Lines in the listing below that hold "muke" are the ones to copy.

□ □ □

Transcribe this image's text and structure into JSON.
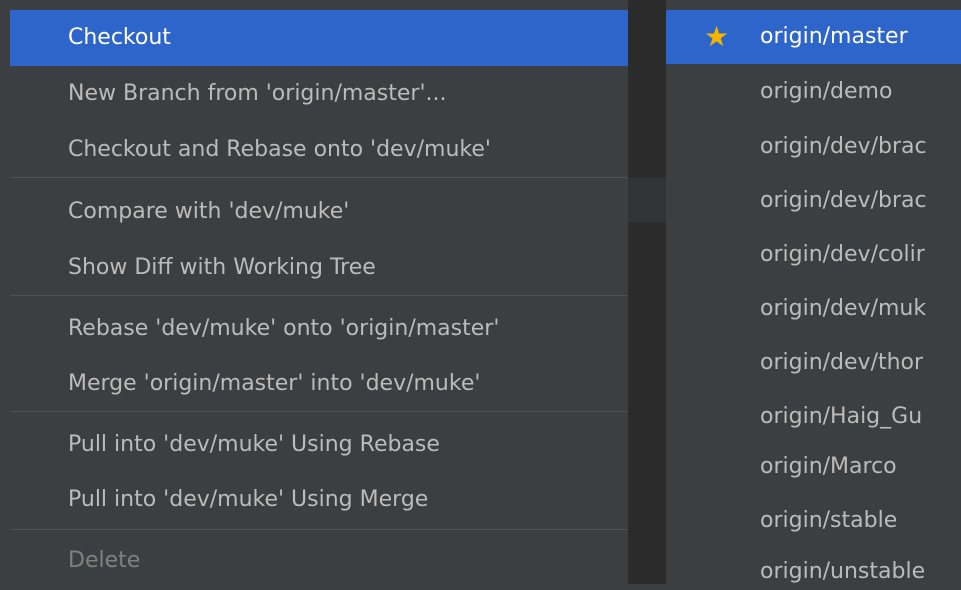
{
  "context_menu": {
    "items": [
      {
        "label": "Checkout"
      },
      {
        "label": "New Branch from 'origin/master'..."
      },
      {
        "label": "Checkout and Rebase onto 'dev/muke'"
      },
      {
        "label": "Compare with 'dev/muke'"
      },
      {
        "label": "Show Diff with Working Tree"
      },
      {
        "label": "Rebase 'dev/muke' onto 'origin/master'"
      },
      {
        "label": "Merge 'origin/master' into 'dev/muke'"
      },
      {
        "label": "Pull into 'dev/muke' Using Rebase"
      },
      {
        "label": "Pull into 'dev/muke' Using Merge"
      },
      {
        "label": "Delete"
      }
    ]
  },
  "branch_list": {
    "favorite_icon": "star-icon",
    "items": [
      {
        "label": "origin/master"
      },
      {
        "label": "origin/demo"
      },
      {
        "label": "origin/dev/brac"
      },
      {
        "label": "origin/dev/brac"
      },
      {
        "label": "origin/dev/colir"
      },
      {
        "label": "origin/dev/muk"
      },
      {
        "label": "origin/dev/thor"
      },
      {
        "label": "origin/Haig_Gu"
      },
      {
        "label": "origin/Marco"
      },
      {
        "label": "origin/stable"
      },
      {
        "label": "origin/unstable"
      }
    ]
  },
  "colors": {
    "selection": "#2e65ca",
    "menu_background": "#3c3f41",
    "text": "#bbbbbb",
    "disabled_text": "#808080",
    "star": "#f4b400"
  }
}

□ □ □

> [Response area]
        "label": "Checkout and Rebase onto 'dev/muke'"
        "label": "Compare with 'dev/muke'"
        "label": "Rebase 'dev/muke' onto 'origin/master'"
        "label": "Merge 'origin/master' into 'dev/muke'"
        "label": "Pull into 'dev/muke' Using Rebase"
        "label": "Pull into 'dev/muke' Using Merge"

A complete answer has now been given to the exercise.